Ben walks over to the shelf where he stores his old books and music scores. Even the notes are foreign now. He has to think, like a grade one scholar, what the symbols mean. Yes, he thinks, that’s how I started. Working out each note; until after years the notes and the music came together to become one with him and the violin. It was so easy then…
He blows out the candle after he packed everything up again. It was stupid…a folly…a mistake.
When he falls asleep at last, the dream comes back. The two chairs and the table, the wine and the bread, the little stream and the flowers. And then, by the magic only dreams possess, Lori appears from the shadows to sit down at the table. She’s older – he notices – and the once-beautiful hands seem gnarled and deformed.
“It’s the piano, Ben. The piano did this to me. The black-and-white keys took me all over the world – I played in every major concert hall in five continents. People told me I was the best. Then they wanted more. And more. I played in cafes, hotels, casinos, opera houses, convention centres, churches. I played until the music died within me, Ben. Oh, I could still strike the keys at the right time with the right pressure – but it became a science, not an art. It was something I had to do, not wanted to do. An obligation, not a pleasure.”
The dream-Lori reaches over to the wine, and fills up her glass. An old lady, dressed in the finest of jewellery and dresses, but even these are unable to hide her misery.
“We have only so much within each of us, Ben. Talent. Joy. Grief. Laughter. When we are born, we are issued with so many days and so much ability. It’s a limited supply, Ben. When it’s finished, it’s gone. It happens to so many professional people – celebrities in entertainment and sport – and then people call it burn-out. Some try drugs, like Elvis or that Jackson kid. Others drop out. Some commit suicide because they cannot live without the adoration of an audience.” She smiles wryly. “That’s what I am now. Burnt out. Finished. I don’t want to go on any more.
“But you, Ben, you haven’t used even a bit of your talent. Your quota is still full. Use it, Ben, but use it wisely. Do that for me, Ben. Please?”

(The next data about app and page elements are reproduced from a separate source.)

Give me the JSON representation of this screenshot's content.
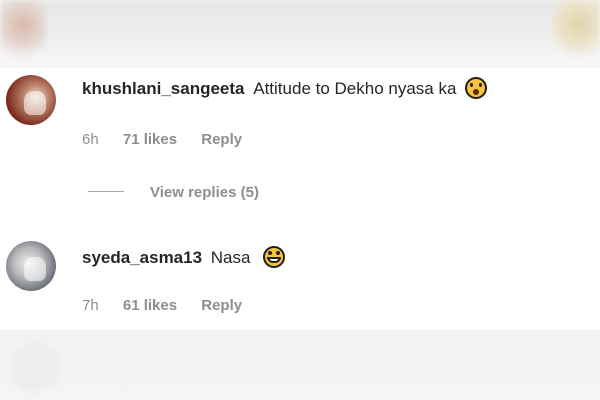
{
  "comments": [
    {
      "username": "khushlani_sangeeta",
      "text": "Attitude to Dekho nyasa ka",
      "emoji": "astonished-face-icon",
      "time": "6h",
      "likes": "71 likes",
      "reply_label": "Reply",
      "view_replies": "View replies (5)"
    },
    {
      "username": "syeda_asma13",
      "text": "Nasa",
      "emoji": "grinning-face-icon",
      "time": "7h",
      "likes": "61 likes",
      "reply_label": "Reply"
    }
  ],
  "colors": {
    "text_primary": "#262626",
    "text_secondary": "#8e8e8e",
    "background": "#ffffff"
  }
}
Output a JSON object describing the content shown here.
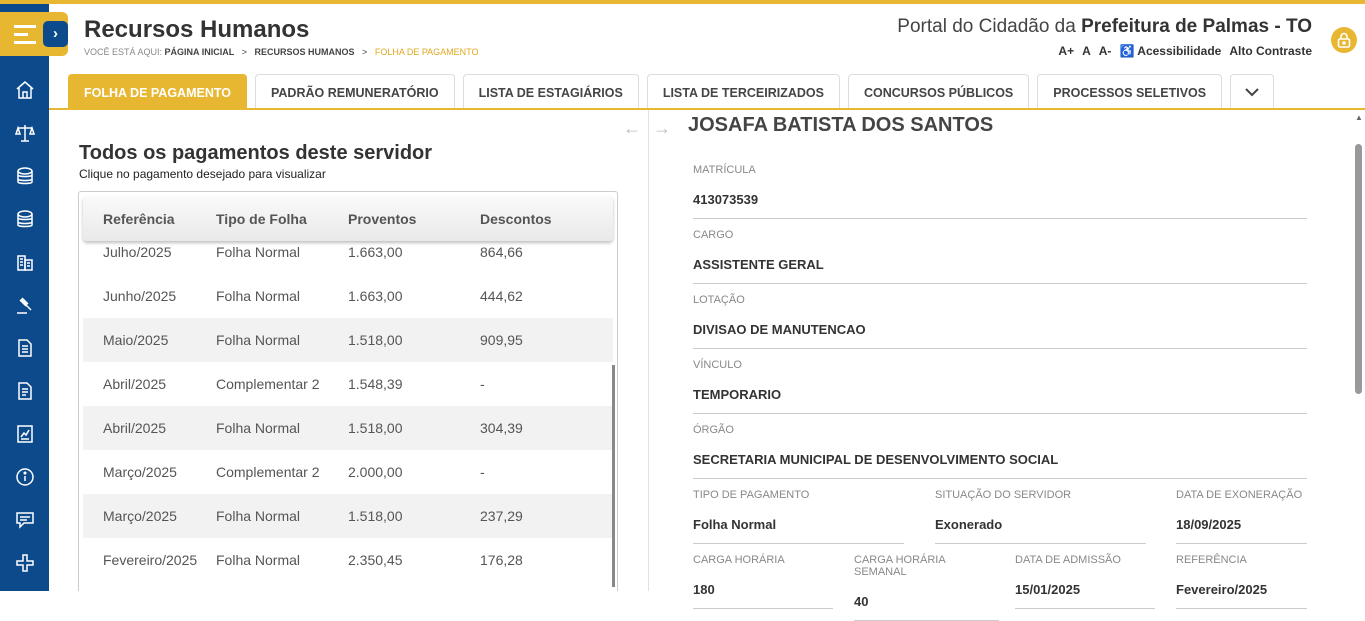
{
  "header": {
    "title": "Recursos Humanos",
    "breadcrumb": {
      "prefix": "VOCÊ ESTÁ AQUI:",
      "items": [
        "PÁGINA INICIAL",
        "RECURSOS HUMANOS",
        "FOLHA DE PAGAMENTO"
      ],
      "separator": ">"
    },
    "portal_prefix": "Portal do Cidadão da ",
    "portal_bold": "Prefeitura de Palmas - TO",
    "accessibility": {
      "font_increase": "A+",
      "font_reset": "A",
      "font_decrease": "A-",
      "accessibility_label": "Acessibilidade",
      "contrast_label": "Alto Contraste"
    }
  },
  "sidebar": {
    "icons": [
      "home-icon",
      "scales-icon",
      "coins-icon",
      "coins-stack-icon",
      "buildings-icon",
      "gavel-icon",
      "document-icon",
      "document-list-icon",
      "chart-report-icon",
      "info-icon",
      "chat-icon",
      "plus-cross-icon"
    ]
  },
  "tabs": [
    {
      "label": "FOLHA DE PAGAMENTO",
      "active": true
    },
    {
      "label": "PADRÃO REMUNERATÓRIO",
      "active": false
    },
    {
      "label": "LISTA DE ESTAGIÁRIOS",
      "active": false
    },
    {
      "label": "LISTA DE TERCEIRIZADOS",
      "active": false
    },
    {
      "label": "CONCURSOS PÚBLICOS",
      "active": false
    },
    {
      "label": "PROCESSOS SELETIVOS",
      "active": false
    }
  ],
  "payments": {
    "title": "Todos os pagamentos deste servidor",
    "subtitle": "Clique no pagamento desejado para visualizar",
    "columns": [
      "Referência",
      "Tipo de Folha",
      "Proventos",
      "Descontos"
    ],
    "rows": [
      [
        "Julho/2025",
        "Folha Normal",
        "1.663,00",
        "864,66"
      ],
      [
        "Junho/2025",
        "Folha Normal",
        "1.663,00",
        "444,62"
      ],
      [
        "Maio/2025",
        "Folha Normal",
        "1.518,00",
        "909,95"
      ],
      [
        "Abril/2025",
        "Complementar 2",
        "1.548,39",
        "-"
      ],
      [
        "Abril/2025",
        "Folha Normal",
        "1.518,00",
        "304,39"
      ],
      [
        "Março/2025",
        "Complementar 2",
        "2.000,00",
        "-"
      ],
      [
        "Março/2025",
        "Folha Normal",
        "1.518,00",
        "237,29"
      ],
      [
        "Fevereiro/2025",
        "Folha Normal",
        "2.350,45",
        "176,28"
      ]
    ]
  },
  "employee": {
    "name": "JOSAFA BATISTA DOS SANTOS",
    "matricula_label": "MATRÍCULA",
    "matricula": "413073539",
    "cargo_label": "CARGO",
    "cargo": "ASSISTENTE GERAL",
    "lotacao_label": "LOTAÇÃO",
    "lotacao": "DIVISAO DE MANUTENCAO",
    "vinculo_label": "VÍNCULO",
    "vinculo": "TEMPORARIO",
    "orgao_label": "ÓRGÃO",
    "orgao": "SECRETARIA MUNICIPAL DE DESENVOLVIMENTO SOCIAL",
    "tipo_pagamento_label": "TIPO DE PAGAMENTO",
    "tipo_pagamento": "Folha Normal",
    "situacao_label": "SITUAÇÃO DO SERVIDOR",
    "situacao": "Exonerado",
    "exoneracao_label": "DATA DE EXONERAÇÃO",
    "exoneracao": "18/09/2025",
    "carga_horaria_label": "CARGA HORÁRIA",
    "carga_horaria": "180",
    "carga_semanal_label": "CARGA HORÁRIA SEMANAL",
    "carga_semanal": "40",
    "admissao_label": "DATA DE ADMISSÃO",
    "admissao": "15/01/2025",
    "referencia_label": "REFERÊNCIA",
    "referencia": "Fevereiro/2025"
  },
  "colors": {
    "accent": "#e8b731",
    "sidebar": "#0c4a8b"
  }
}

He wakes up with a start. Yes, the dreams are always very realistic and life-like, but this one was exceptionally vivid. He can remember the sun of the greying hair, the spilled drop on the table cloth. She seemed so terribly sad! And she didn’t touch the wine…
While he waits for the Primus stove to heat up water for coffee, Ben sits down to stare at the violin case. Inside the beautiful wooden box are the violin, the bow, and his dreams. He’s kept it closed for so long… When the coffee is ready, he pours the aromatic black liquid in his old tin mug and waits for it to cool down.
Then, with infinite care, he lifts the violin to his neck. His right hand folds comfortably around the bow. His fingers rediscover the fingerboard. When the first notes fill his cottage, the first rays of sunlight reach over the horison to announce the new day.
Far away, in the Goldenes Kreuz Privatklinik in Vienna, Dr Grüber gratefully accepts a mug of coffee from the tired nurse.
“You tried everything, Doctor. Its was just too much for her.”
“Yes, I know. But she lingered on so long, I started to hope… It was almost as if she waited for something.”
“Now we’ll never know, will we? Even the note is strange. I will hear him play again. I wonder what that means.”
She watches the doctor walk down the long corridor, shoulders slumped in defeat. He’s so tired, she thinks. Fatigued. Burnt out.
“Get some rest,” she calls after him.
He doesn’t hear as the doors whoosh to close softly behind him. Death is such a sweet release from suffering – a new, clean beginning; the ultimate start-over. Life, he decides, is the playground we can mess up before the real game kicks off. His hand fumbles in the pocket of the white coat to find the reassuring coldness of the syringe. Yes, he thinks, sweet, sweet release. Bring it on…